___ DATASET EXCERPTS ___
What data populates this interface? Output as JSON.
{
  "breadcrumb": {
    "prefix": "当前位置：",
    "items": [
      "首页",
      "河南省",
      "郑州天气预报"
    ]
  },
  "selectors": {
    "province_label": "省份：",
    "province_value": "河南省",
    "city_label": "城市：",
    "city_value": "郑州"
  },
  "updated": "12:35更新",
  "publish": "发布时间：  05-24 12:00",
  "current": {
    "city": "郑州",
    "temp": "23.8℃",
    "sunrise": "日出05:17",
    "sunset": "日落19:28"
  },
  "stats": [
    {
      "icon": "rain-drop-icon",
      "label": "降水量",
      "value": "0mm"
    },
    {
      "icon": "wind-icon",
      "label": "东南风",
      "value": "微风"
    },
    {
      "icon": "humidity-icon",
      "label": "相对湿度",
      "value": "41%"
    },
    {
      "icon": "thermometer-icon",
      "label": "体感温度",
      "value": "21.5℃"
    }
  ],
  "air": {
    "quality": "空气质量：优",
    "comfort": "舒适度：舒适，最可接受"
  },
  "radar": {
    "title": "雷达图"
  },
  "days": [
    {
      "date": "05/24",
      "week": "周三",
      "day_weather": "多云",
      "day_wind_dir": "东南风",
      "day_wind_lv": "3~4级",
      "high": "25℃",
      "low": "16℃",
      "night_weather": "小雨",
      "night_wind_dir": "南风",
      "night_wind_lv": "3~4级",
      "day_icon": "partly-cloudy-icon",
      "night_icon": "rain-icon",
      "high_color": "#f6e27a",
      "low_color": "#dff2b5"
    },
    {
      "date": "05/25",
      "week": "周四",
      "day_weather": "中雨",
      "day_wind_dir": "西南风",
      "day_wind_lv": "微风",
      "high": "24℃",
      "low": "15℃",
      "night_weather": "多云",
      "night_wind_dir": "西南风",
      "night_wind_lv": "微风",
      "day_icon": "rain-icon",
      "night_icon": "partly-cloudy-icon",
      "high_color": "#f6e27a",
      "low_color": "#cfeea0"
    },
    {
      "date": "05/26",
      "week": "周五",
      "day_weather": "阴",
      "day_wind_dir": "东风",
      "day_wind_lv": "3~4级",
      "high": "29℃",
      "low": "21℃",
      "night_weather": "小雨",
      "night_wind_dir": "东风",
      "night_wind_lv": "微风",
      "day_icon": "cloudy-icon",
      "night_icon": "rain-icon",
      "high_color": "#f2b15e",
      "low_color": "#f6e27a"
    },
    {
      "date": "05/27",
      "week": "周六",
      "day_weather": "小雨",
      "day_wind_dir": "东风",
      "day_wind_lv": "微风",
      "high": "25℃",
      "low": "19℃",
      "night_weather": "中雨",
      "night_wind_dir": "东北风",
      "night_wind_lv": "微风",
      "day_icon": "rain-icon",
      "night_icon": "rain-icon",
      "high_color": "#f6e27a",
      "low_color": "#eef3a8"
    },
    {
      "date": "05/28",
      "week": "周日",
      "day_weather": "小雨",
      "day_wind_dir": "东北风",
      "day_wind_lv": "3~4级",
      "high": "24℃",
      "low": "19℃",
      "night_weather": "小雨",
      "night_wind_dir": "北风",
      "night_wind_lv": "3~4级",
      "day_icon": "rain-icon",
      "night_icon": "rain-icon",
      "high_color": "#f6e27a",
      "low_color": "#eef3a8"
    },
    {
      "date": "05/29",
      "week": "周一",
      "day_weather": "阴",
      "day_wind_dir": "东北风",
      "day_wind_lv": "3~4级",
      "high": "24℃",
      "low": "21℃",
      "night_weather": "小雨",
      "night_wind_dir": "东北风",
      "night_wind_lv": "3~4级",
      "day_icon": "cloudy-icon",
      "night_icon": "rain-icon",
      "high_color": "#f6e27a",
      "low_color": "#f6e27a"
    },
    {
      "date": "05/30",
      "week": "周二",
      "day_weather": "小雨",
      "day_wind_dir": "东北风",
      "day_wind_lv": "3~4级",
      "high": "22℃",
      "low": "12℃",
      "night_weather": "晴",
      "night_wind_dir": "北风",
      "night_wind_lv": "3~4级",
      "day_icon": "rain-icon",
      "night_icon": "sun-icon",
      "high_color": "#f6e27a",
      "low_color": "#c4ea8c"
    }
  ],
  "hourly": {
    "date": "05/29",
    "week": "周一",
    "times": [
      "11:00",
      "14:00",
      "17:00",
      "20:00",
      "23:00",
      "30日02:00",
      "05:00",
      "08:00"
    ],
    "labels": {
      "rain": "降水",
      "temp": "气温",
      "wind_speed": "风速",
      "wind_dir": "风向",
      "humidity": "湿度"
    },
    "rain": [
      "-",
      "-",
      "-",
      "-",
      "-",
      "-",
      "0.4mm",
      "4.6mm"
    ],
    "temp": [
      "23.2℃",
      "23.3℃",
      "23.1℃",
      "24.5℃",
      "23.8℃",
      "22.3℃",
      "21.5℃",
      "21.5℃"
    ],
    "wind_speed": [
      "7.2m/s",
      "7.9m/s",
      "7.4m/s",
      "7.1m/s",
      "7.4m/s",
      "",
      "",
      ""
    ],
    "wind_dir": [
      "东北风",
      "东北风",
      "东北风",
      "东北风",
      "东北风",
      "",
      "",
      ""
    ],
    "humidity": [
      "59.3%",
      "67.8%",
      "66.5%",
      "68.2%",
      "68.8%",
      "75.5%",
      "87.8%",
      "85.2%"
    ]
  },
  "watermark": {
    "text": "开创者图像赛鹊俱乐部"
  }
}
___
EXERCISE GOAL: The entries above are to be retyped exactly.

TASK OUTPUT:
What data populates this interface? Output as JSON.
{
  "breadcrumb": {
    "prefix": "当前位置：",
    "items": [
      "首页",
      "河南省",
      "郑州天气预报"
    ]
  },
  "selectors": {
    "province_label": "省份：",
    "province_value": "河南省",
    "city_label": "城市：",
    "city_value": "郑州"
  },
  "updated": "12:35更新",
  "publish": "发布时间：  05-24 12:00",
  "current": {
    "city": "郑州",
    "temp": "23.8℃",
    "sunrise": "日出05:17",
    "sunset": "日落19:28"
  },
  "stats": [
    {
      "icon": "rain-drop-icon",
      "label": "降水量",
      "value": "0mm"
    },
    {
      "icon": "wind-icon",
      "label": "东南风",
      "value": "微风"
    },
    {
      "icon": "humidity-icon",
      "label": "相对湿度",
      "value": "41%"
    },
    {
      "icon": "thermometer-icon",
      "label": "体感温度",
      "value": "21.5℃"
    }
  ],
  "air": {
    "quality": "空气质量：优",
    "comfort": "舒适度：舒适，最可接受"
  },
  "radar": {
    "title": "雷达图"
  },
  "days": [
    {
      "date": "05/24",
      "week": "周三",
      "day_weather": "多云",
      "day_wind_dir": "东南风",
      "day_wind_lv": "3~4级",
      "high": "25℃",
      "low": "16℃",
      "night_weather": "小雨",
      "night_wind_dir": "南风",
      "night_wind_lv": "3~4级",
      "day_icon": "partly-cloudy-icon",
      "night_icon": "rain-icon",
      "high_color": "#f6e27a",
      "low_color": "#dff2b5"
    },
    {
      "date": "05/25",
      "week": "周四",
      "day_weather": "中雨",
      "day_wind_dir": "西南风",
      "day_wind_lv": "微风",
      "high": "24℃",
      "low": "15℃",
      "night_weather": "多云",
      "night_wind_dir": "西南风",
      "night_wind_lv": "微风",
      "day_icon": "rain-icon",
      "night_icon": "partly-cloudy-icon",
      "high_color": "#f6e27a",
      "low_color": "#cfeea0"
    },
    {
      "date": "05/26",
      "week": "周五",
      "day_weather": "阴",
      "day_wind_dir": "东风",
      "day_wind_lv": "3~4级",
      "high": "29℃",
      "low": "21℃",
      "night_weather": "小雨",
      "night_wind_dir": "东风",
      "night_wind_lv": "微风",
      "day_icon": "cloudy-icon",
      "night_icon": "rain-icon",
      "high_color": "#f2b15e",
      "low_color": "#f6e27a"
    },
    {
      "date": "05/27",
      "week": "周六",
      "day_weather": "小雨",
      "day_wind_dir": "东风",
      "day_wind_lv": "微风",
      "high": "25℃",
      "low": "19℃",
      "night_weather": "中雨",
      "night_wind_dir": "东北风",
      "night_wind_lv": "微风",
      "day_icon": "rain-icon",
      "night_icon": "rain-icon",
      "high_color": "#f6e27a",
      "low_color": "#eef3a8"
    },
    {
      "date": "05/28",
      "week": "周日",
      "day_weather": "小雨",
      "day_wind_dir": "东北风",
      "day_wind_lv": "3~4级",
      "high": "24℃",
      "low": "19℃",
      "night_weather": "小雨",
      "night_wind_dir": "北风",
      "night_wind_lv": "3~4级",
      "day_icon": "rain-icon",
      "night_icon": "rain-icon",
      "high_color": "#f6e27a",
      "low_color": "#eef3a8"
    },
    {
      "date": "05/29",
      "week": "周一",
      "day_weather": "阴",
      "day_wind_dir": "东北风",
      "day_wind_lv": "3~4级",
      "high": "24℃",
      "low": "21℃",
      "night_weather": "小雨",
      "night_wind_dir": "东北风",
      "night_wind_lv": "3~4级",
      "day_icon": "cloudy-icon",
      "night_icon": "rain-icon",
      "high_color": "#f6e27a",
      "low_color": "#f6e27a"
    },
    {
      "date": "05/30",
      "week": "周二",
      "day_weather": "小雨",
      "day_wind_dir": "东北风",
      "day_wind_lv": "3~4级",
      "high": "22℃",
      "low": "12℃",
      "night_weather": "晴",
      "night_wind_dir": "北风",
      "night_wind_lv": "3~4级",
      "day_icon": "rain-icon",
      "night_icon": "sun-icon",
      "high_color": "#f6e27a",
      "low_color": "#c4ea8c"
    }
  ],
  "hourly": {
    "date": "05/29",
    "week": "周一",
    "times": [
      "11:00",
      "14:00",
      "17:00",
      "20:00",
      "23:00",
      "30日02:00",
      "05:00",
      "08:00"
    ],
    "labels": {
      "rain": "降水",
      "temp": "气温",
      "wind_speed": "风速",
      "wind_dir": "风向",
      "humidity": "湿度"
    },
    "rain": [
      "-",
      "-",
      "-",
      "-",
      "-",
      "-",
      "0.4mm",
      "4.6mm"
    ],
    "temp": [
      "23.2℃",
      "23.3℃",
      "23.1℃",
      "24.5℃",
      "23.8℃",
      "22.3℃",
      "21.5℃",
      "21.5℃"
    ],
    "wind_speed": [
      "7.2m/s",
      "7.9m/s",
      "7.4m/s",
      "7.1m/s",
      "7.4m/s",
      "",
      "",
      ""
    ],
    "wind_dir": [
      "东北风",
      "东北风",
      "东北风",
      "东北风",
      "东北风",
      "",
      "",
      ""
    ],
    "humidity": [
      "59.3%",
      "67.8%",
      "66.5%",
      "68.2%",
      "68.8%",
      "75.5%",
      "87.8%",
      "85.2%"
    ]
  },
  "watermark": {
    "text": "开创者图像赛鹊俱乐部"
  }
}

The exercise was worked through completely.